### Available data
▬▬▬
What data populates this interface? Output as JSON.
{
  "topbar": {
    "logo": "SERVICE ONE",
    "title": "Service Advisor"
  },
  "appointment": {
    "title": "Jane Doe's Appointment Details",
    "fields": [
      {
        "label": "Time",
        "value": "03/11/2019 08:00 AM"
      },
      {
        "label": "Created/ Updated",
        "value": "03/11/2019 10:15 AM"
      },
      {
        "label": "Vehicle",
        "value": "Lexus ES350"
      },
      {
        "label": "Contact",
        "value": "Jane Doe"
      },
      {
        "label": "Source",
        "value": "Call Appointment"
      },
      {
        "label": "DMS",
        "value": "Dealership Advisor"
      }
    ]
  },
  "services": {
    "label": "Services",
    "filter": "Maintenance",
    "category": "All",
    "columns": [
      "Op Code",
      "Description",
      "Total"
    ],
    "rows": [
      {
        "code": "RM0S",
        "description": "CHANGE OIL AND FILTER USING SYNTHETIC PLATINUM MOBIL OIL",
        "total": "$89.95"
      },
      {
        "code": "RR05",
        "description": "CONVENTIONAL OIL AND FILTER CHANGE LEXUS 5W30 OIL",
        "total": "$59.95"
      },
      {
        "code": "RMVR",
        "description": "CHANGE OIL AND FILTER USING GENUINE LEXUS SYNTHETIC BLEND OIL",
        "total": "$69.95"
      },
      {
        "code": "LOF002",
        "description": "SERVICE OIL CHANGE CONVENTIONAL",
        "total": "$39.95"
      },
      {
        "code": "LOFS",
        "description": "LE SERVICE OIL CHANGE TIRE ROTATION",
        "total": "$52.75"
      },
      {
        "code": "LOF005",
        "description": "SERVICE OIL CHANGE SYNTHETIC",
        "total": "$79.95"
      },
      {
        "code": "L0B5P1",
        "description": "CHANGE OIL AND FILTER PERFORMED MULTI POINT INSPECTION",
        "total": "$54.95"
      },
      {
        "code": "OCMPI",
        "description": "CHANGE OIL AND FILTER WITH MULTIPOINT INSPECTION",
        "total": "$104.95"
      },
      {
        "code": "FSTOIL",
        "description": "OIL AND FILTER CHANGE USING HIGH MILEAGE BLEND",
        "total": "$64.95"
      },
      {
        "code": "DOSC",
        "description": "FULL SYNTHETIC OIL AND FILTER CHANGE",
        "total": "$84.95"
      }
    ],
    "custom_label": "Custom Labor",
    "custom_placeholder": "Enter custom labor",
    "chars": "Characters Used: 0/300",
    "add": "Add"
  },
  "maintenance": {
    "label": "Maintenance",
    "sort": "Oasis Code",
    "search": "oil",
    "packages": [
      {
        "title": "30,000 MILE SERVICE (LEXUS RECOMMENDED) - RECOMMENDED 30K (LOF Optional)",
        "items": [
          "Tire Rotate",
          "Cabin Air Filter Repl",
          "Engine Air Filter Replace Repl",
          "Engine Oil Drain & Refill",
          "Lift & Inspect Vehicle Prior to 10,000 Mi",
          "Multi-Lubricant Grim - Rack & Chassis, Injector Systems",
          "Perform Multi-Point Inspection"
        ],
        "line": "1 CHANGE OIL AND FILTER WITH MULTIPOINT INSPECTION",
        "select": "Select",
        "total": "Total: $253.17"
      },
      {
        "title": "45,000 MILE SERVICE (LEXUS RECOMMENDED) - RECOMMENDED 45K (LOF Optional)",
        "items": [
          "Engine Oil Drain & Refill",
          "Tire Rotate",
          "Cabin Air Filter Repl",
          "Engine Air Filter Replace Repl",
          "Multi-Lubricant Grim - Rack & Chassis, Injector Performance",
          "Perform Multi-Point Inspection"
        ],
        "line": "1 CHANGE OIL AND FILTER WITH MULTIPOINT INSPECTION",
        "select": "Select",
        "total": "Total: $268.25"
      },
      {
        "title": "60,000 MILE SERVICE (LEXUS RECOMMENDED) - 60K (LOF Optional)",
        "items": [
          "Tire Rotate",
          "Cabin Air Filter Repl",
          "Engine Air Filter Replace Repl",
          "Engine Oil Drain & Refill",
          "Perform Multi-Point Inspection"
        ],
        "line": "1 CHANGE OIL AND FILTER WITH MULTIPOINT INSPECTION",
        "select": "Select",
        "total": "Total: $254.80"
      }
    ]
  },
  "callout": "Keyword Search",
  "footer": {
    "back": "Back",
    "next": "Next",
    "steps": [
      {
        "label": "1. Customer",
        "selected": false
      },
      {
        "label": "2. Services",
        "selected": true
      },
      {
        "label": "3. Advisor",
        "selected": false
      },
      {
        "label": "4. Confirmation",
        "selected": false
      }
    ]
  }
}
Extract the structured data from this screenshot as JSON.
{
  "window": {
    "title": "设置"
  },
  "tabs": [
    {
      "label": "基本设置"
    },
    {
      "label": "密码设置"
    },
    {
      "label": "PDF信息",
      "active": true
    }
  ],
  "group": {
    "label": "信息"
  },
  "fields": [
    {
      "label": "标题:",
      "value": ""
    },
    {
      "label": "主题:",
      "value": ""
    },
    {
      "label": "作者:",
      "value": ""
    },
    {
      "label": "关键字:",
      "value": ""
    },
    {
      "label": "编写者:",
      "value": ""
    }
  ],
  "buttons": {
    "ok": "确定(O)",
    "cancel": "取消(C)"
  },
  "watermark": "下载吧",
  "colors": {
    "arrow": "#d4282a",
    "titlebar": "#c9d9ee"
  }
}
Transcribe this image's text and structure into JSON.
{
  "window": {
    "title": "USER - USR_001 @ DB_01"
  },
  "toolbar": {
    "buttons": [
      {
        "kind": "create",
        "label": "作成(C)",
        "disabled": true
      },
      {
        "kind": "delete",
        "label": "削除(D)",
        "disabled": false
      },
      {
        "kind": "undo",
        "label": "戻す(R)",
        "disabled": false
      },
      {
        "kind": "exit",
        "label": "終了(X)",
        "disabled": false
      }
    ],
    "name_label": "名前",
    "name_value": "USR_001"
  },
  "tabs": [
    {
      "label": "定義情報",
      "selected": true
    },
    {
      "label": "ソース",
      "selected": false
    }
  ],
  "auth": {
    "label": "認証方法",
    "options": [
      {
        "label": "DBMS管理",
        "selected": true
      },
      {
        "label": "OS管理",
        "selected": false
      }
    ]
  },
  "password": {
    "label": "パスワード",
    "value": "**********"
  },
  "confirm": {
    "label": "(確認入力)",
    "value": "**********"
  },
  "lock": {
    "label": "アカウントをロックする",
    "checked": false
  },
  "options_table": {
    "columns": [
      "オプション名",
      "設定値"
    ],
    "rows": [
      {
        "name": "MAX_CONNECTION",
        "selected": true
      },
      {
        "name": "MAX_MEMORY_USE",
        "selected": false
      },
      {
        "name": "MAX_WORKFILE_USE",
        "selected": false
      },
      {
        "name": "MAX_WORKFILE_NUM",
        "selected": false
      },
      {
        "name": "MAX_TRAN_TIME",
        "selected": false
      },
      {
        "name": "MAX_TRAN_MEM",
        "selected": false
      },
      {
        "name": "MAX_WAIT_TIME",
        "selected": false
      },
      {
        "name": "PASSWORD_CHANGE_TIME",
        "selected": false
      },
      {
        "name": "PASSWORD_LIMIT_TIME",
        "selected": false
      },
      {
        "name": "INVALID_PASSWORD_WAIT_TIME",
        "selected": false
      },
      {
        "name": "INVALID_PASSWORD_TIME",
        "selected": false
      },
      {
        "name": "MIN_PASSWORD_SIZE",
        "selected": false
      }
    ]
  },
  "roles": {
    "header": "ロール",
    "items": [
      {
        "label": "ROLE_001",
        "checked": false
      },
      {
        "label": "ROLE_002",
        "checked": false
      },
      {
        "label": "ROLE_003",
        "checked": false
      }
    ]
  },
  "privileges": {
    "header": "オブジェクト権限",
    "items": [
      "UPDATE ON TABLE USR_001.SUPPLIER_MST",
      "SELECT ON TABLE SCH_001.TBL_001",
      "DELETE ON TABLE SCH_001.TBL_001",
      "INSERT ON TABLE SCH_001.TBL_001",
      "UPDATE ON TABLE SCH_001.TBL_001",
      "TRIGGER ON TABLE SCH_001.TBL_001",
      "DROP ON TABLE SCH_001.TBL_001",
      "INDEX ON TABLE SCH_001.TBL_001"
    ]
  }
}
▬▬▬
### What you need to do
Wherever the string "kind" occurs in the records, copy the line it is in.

### Result of the task
        "kind": "create",
        "kind": "delete",
        "kind": "undo",
        "kind": "exit",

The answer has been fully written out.